FIBA success was followed by finally breaking into the Spurs rotation in their 2013-14 championship season, but Joseph wasn’t done with Team Canada. The next summer he was back at it as Canada went on an 11-game European exhibition tour against some top National Teams including Spain, Italy and Serbia. As the team leader and starting point guard Joseph averaged 12.2 points, 2.7 rebounds and 4.3 assists (taken from the boxscores in Pro Bball Report’s archives). These games were all about player and team development for Canada, but it was painfully obvious when Joseph wasn’t on the court to direct the offense.
Joseph returned from the summer of 2014 to assume his biggest role yet with the Spurs and his best NBA season by far. That seemingly small sample size of offensive production doesn’t look quite so insignificant when looked at over two summers leading Team Canada and the past two seasons starting a combined total of 33 games with the iconic Spurs.
Raptors President and General Manager Masai Ujiri has wanted a Canadian player on his roster for a while, but it had to be the right Canadian player. Someone that could contribute, have an impact and fill a role and in the typical Ujiri acquisition, an exciting young player who could develop into something more than expected.
“(Joseph is) a two-way player, somebody that pushes the ball. A composed player, obviously he is a young player in the NBA, but he might be a young vet,” Ujiri said. “He has been a part of a championship team we all look up to. He brings competitiveness. I think he brings a complement to Kyle Lowry who is an All-Star and I think will play at times together.”
While being the primary backup point guard is Joseph’s main role with the Raptors, it’s in the two point guard lineups playing with Lowry that will give Joseph his opportunity for significant minutes on the court.

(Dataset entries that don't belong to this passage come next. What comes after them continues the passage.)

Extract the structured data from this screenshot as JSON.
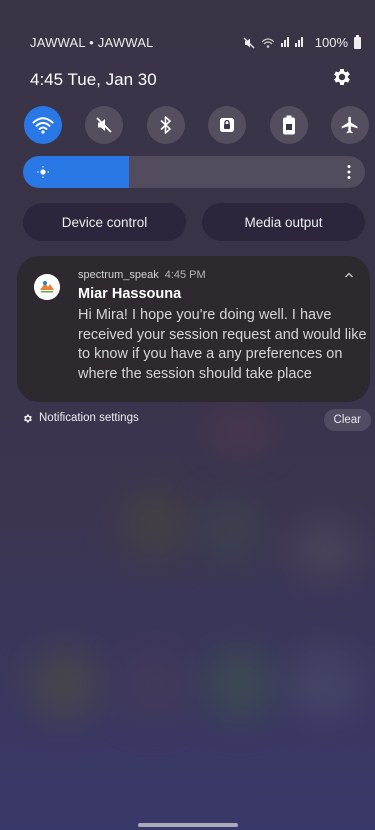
{
  "status": {
    "carrier": "JAWWAL • JAWWAL",
    "battery": "100%"
  },
  "header": {
    "datetime": "4:45  Tue, Jan 30"
  },
  "quick_settings": [
    {
      "name": "wifi-icon",
      "active": true
    },
    {
      "name": "sound-mute-icon",
      "active": false
    },
    {
      "name": "bluetooth-icon",
      "active": false
    },
    {
      "name": "rotation-lock-icon",
      "active": false
    },
    {
      "name": "power-saving-icon",
      "active": false
    },
    {
      "name": "airplane-icon",
      "active": false
    }
  ],
  "brightness": {
    "level": 0.31
  },
  "pills": {
    "device_control": "Device control",
    "media_output": "Media output"
  },
  "notification": {
    "app_name": "spectrum_speak",
    "time": "4:45 PM",
    "title": "Miar Hassouna",
    "body": "Hi Mira! I hope you're doing well. I have received your session request and would like to know if you have a any preferences on where the session should take place"
  },
  "footer": {
    "settings_label": "Notification settings",
    "clear_label": "Clear"
  },
  "colors": {
    "accent": "#2a78e6"
  }
}
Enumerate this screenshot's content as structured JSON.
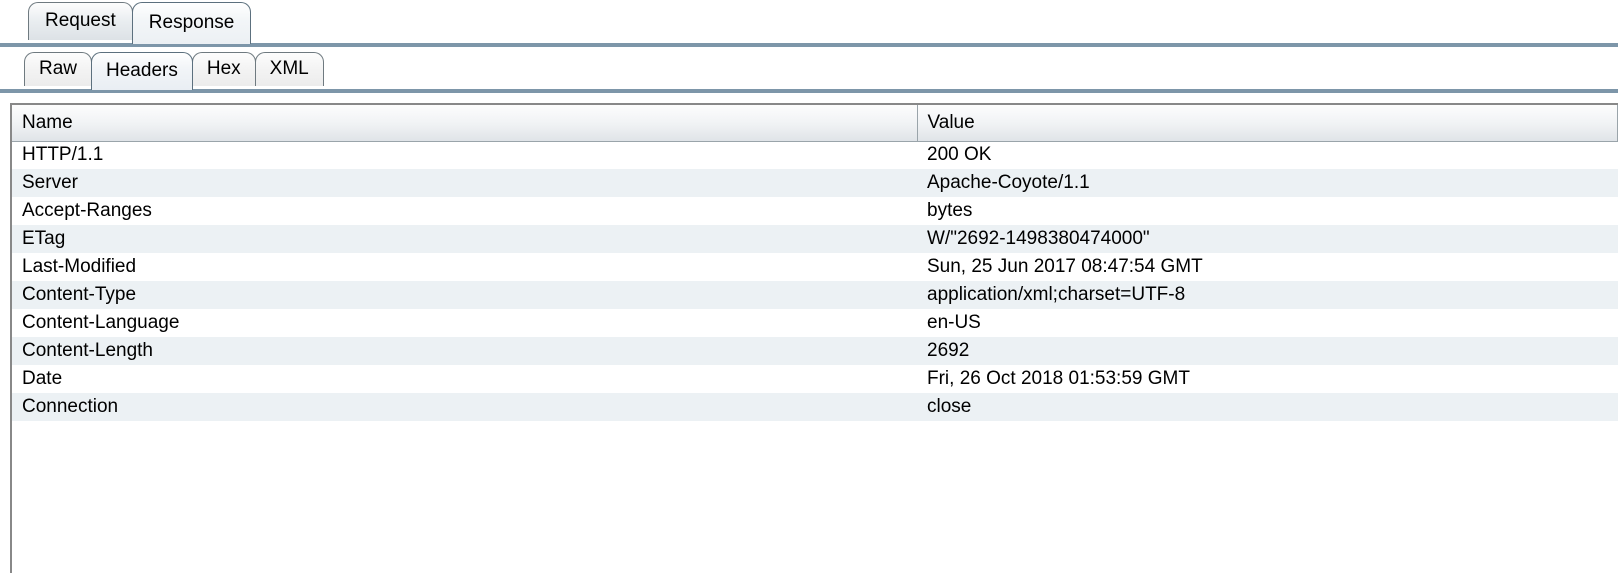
{
  "top_tabs": {
    "request": "Request",
    "response": "Response",
    "active": "response"
  },
  "sub_tabs": {
    "raw": "Raw",
    "headers": "Headers",
    "hex": "Hex",
    "xml": "XML",
    "active": "headers"
  },
  "table": {
    "columns": {
      "name": "Name",
      "value": "Value"
    },
    "rows": [
      {
        "name": "HTTP/1.1",
        "value": "200 OK"
      },
      {
        "name": "Server",
        "value": "Apache-Coyote/1.1"
      },
      {
        "name": "Accept-Ranges",
        "value": "bytes"
      },
      {
        "name": "ETag",
        "value": "W/\"2692-1498380474000\""
      },
      {
        "name": "Last-Modified",
        "value": "Sun, 25 Jun 2017 08:47:54 GMT"
      },
      {
        "name": "Content-Type",
        "value": "application/xml;charset=UTF-8"
      },
      {
        "name": "Content-Language",
        "value": "en-US"
      },
      {
        "name": "Content-Length",
        "value": "2692"
      },
      {
        "name": "Date",
        "value": "Fri, 26 Oct 2018 01:53:59 GMT"
      },
      {
        "name": "Connection",
        "value": "close"
      }
    ]
  }
}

“I am used to the role already,” Joseph said. “(Two guard lineup) is something I’ve done before. We used to do that in San Antonio a lot, me and Patty (Mills), me and Manu (Ginobili), me and Tony (Parker), that two point guards out there. I used to guard the two (guard) a lot, so I am comfortable with that. I feel that I could guard that position pretty well.”
Joseph won’t be being asked to do anything out of his comfort zone from his time in San Antonio. He’ll only be asked to do it more often and longer. A natural progression for a 24-year-old player starting his fifth NBA season.
“Obviously being in San Antonio for four years helped me a lot,” Joseph said. “Playing behind All-Star point guard Tony Parker, learning from great players, I learned from a great coach obviously, it helped me a lot. I feel like I made strides every year and that’s what I am going to continue to do here in Toronto.”
Joseph is back playing for Canada again this summer and is the starting point guard on the best team his Country has ever assembled. On September 1st, Canada will play their first game at the 2015 FIBA Americas with the hopes of qualifying for the 2016 Olympics in Rio by grabbing a top two finish. Joseph is Canada’s most FIBA experienced player and might be their best player at this tournament – bearing a breakout by Andrew Wiggins.
Joseph knows he is still learning and developing his craft. He knows his role on the Raptors and he plans on picking up more tricks of the trade from the All-Star Lowry. This kid has been the underdog, the fighter, the guy who has had to learn to advance and earn respect every step of the way as a basketball player. Now that he’s home and he’s ready, Joseph is going to surprise a lot of people with his play.
In the simplest of terms, GM Masai Ujiri has exchanged the outbound Lou Williams, Greivis Vasquez, Amir Johnson and Tyler Hansbrough for the inbound Cory Joseph, DeMarre Carroll, Luis Scola and Bismack Biyombo